**Work task:**
When a line in the material contains the word "java", copy it.

**Material provided:**
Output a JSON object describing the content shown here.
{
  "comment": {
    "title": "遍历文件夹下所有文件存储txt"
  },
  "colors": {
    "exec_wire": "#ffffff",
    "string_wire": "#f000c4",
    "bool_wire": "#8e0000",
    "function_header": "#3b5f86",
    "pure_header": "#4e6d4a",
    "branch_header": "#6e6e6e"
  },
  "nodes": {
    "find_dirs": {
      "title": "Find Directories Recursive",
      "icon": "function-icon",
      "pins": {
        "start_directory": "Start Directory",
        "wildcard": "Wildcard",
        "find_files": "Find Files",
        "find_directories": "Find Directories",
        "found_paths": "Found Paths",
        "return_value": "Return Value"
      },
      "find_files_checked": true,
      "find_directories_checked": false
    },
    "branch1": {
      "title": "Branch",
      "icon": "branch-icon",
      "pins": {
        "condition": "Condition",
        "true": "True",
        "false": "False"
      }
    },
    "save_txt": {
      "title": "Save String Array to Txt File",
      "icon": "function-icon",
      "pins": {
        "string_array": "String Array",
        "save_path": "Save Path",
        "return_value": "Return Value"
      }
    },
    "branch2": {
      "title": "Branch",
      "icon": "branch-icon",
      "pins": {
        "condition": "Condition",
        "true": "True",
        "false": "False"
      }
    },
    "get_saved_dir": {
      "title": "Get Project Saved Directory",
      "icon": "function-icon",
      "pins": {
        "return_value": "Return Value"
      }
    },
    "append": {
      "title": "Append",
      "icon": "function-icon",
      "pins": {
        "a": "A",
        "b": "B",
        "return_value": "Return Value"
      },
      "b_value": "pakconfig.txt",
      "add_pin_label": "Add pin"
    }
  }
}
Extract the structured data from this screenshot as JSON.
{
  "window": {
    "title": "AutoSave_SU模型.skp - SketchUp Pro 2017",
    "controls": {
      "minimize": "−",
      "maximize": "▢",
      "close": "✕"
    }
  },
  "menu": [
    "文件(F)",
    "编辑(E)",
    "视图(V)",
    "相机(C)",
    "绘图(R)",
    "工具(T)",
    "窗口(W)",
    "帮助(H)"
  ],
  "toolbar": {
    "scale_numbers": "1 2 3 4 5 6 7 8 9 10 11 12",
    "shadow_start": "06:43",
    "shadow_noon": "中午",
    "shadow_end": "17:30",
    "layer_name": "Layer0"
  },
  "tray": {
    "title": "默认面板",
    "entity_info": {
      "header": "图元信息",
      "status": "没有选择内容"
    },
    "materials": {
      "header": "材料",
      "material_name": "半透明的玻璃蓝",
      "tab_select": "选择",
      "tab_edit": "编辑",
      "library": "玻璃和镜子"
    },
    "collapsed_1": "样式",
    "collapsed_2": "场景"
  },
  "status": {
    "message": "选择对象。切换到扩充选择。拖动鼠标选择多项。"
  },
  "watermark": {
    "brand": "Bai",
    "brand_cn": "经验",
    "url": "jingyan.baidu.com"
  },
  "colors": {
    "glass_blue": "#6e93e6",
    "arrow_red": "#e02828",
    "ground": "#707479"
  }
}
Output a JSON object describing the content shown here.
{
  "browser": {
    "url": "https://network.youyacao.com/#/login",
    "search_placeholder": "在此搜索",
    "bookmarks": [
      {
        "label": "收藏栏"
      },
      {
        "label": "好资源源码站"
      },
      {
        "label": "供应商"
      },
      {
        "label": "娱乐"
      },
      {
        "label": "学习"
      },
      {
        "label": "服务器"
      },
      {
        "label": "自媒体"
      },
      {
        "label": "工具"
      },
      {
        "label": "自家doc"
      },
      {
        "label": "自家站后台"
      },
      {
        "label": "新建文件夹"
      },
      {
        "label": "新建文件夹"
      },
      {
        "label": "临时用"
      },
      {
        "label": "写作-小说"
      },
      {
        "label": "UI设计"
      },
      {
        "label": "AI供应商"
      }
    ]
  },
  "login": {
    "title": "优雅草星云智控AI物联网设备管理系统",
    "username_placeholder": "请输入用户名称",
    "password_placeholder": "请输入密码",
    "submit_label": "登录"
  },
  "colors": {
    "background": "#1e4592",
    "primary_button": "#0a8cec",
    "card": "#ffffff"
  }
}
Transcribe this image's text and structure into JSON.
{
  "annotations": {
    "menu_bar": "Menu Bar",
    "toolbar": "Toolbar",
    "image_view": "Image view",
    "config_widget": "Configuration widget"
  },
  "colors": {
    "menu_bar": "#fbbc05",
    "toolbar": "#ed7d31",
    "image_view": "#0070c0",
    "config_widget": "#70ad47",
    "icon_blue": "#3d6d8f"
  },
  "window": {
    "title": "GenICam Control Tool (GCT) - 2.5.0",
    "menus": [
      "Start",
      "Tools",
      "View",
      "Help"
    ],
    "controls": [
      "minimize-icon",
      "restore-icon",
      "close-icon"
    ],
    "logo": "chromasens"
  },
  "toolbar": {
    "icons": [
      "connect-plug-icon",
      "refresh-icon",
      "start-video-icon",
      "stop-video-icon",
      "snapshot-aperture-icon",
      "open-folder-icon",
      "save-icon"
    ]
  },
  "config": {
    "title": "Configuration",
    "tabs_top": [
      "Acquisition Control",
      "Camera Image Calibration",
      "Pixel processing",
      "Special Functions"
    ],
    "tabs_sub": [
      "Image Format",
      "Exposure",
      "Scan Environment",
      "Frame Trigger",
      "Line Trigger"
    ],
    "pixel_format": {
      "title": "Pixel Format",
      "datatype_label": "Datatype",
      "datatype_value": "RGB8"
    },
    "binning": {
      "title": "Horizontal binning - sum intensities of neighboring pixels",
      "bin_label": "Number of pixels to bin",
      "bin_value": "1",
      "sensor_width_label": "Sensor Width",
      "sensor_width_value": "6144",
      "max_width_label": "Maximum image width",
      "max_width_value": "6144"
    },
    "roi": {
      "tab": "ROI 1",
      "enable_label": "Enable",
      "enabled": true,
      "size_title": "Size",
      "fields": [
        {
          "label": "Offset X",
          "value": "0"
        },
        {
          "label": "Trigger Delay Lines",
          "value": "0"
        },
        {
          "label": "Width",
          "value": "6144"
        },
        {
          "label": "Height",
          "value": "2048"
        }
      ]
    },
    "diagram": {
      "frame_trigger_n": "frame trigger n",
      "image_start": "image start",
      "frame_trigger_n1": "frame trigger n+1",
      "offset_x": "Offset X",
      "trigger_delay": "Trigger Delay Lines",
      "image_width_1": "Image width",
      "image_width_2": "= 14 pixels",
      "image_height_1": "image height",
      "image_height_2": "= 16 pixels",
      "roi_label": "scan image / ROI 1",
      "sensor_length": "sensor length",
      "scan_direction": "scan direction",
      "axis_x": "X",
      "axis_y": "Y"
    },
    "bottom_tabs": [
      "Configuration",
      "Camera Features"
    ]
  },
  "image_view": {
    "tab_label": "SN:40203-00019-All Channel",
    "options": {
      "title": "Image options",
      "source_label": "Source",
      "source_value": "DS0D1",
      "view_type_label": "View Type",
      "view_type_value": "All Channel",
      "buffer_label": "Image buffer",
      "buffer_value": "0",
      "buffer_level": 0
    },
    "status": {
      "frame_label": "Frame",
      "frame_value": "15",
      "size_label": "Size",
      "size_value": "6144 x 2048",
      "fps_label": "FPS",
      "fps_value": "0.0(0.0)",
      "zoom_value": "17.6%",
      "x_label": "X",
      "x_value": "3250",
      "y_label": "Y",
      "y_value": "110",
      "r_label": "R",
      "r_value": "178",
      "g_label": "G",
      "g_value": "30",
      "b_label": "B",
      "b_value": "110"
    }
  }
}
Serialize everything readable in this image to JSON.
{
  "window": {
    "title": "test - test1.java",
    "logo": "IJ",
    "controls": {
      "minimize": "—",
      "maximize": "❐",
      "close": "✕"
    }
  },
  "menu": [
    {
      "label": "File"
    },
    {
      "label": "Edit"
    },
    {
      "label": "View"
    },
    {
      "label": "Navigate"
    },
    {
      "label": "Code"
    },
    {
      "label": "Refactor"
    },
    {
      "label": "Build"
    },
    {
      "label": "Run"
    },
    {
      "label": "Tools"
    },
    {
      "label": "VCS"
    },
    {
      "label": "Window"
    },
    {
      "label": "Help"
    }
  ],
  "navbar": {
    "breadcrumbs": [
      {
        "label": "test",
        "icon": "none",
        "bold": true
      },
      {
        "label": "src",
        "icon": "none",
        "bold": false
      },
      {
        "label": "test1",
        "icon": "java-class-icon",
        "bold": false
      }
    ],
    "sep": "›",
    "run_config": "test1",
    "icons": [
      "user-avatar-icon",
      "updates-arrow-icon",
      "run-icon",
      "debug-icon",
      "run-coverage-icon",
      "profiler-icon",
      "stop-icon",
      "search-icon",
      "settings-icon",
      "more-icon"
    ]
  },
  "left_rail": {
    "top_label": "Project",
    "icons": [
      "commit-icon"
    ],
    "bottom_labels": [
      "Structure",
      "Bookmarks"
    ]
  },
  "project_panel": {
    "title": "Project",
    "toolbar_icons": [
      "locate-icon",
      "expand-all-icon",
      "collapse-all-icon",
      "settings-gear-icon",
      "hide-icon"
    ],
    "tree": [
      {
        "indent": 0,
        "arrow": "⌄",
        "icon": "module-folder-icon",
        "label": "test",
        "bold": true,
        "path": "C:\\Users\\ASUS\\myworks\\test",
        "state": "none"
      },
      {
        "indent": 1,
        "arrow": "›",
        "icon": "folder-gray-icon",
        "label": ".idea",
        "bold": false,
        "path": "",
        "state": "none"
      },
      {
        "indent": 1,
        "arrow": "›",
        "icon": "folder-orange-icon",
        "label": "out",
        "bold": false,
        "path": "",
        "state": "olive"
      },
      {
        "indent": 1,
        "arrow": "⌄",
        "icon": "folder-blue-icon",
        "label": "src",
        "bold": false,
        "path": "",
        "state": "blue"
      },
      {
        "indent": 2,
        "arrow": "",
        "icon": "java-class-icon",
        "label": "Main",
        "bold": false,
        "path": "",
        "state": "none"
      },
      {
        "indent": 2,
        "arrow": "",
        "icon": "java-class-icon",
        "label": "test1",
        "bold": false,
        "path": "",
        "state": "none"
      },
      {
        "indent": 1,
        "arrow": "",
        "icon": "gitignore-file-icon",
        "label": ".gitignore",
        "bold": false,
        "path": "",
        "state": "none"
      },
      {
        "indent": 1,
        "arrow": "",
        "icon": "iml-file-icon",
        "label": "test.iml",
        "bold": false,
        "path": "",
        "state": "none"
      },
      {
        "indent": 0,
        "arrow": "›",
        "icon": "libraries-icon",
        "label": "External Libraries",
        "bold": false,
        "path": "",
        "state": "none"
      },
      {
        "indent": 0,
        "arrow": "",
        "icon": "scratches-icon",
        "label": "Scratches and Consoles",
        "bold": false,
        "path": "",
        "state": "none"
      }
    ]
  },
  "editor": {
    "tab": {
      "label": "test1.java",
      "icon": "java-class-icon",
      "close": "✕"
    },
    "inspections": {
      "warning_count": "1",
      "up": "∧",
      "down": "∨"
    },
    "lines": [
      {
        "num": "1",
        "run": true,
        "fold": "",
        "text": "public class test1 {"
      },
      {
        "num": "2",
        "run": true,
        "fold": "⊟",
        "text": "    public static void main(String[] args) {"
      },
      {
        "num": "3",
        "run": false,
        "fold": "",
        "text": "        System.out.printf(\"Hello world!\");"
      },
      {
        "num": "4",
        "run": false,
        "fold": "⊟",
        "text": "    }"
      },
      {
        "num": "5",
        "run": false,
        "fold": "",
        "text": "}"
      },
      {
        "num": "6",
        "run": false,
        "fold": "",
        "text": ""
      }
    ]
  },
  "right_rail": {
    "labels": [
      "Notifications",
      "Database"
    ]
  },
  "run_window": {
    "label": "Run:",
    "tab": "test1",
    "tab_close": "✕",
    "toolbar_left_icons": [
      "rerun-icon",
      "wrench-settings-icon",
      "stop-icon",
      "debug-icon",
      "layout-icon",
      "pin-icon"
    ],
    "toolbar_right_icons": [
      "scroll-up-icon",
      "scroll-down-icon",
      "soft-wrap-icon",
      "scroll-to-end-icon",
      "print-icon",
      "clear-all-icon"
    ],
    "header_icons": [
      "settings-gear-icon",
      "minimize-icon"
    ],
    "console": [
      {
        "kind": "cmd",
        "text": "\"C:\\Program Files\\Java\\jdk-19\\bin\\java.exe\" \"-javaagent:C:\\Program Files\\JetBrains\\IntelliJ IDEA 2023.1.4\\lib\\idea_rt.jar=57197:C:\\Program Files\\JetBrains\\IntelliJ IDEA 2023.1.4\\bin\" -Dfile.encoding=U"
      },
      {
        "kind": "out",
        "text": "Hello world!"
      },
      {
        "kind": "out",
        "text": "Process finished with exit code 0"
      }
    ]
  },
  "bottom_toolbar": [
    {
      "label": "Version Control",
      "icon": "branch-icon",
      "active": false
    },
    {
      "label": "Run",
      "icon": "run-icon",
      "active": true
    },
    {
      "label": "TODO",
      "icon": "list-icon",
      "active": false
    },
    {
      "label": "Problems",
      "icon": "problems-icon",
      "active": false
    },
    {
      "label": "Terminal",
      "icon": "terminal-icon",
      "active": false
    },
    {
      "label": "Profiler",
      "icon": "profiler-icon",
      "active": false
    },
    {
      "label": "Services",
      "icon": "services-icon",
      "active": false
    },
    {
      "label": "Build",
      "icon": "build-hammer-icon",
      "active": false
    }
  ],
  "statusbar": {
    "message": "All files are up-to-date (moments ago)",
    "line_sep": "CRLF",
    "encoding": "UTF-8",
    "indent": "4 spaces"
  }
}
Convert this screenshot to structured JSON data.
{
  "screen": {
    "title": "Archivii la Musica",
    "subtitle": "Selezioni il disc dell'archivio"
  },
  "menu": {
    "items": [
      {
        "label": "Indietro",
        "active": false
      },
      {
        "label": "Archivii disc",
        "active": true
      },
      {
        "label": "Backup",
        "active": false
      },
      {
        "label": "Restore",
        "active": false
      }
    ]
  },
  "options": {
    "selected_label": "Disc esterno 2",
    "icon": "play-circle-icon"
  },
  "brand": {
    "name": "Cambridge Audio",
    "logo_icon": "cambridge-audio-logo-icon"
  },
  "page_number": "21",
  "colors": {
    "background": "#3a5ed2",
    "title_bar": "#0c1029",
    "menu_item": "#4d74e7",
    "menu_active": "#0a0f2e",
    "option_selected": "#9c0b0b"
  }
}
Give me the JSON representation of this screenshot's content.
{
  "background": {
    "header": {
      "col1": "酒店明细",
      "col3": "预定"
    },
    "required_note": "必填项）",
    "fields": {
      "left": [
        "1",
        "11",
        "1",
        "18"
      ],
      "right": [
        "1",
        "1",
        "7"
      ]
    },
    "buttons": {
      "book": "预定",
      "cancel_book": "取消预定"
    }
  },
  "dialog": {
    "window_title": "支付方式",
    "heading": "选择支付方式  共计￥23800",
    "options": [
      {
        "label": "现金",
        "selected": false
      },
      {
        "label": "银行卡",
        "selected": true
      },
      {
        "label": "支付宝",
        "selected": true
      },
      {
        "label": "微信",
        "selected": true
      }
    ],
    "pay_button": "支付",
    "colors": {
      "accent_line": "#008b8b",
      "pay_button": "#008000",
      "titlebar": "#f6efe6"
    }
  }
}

**Answer to this problem:**
    "title": "test - test1.java",
        "icon": "java-class-icon",
        "icon": "java-class-icon",
        "icon": "java-class-icon",
      "label": "test1.java",
      "icon": "java-class-icon",
        "text": "\"C:\\Program Files\\Java\\jdk-19\\bin\\java.exe\" \"-javaagent:C:\\Program Files\\JetBrains\\IntelliJ IDEA 2023.1.4\\lib\\idea_rt.jar=57197:C:\\Program Files\\JetBrains\\IntelliJ IDEA 2023.1.4\\bin\" -Dfile.encoding=U"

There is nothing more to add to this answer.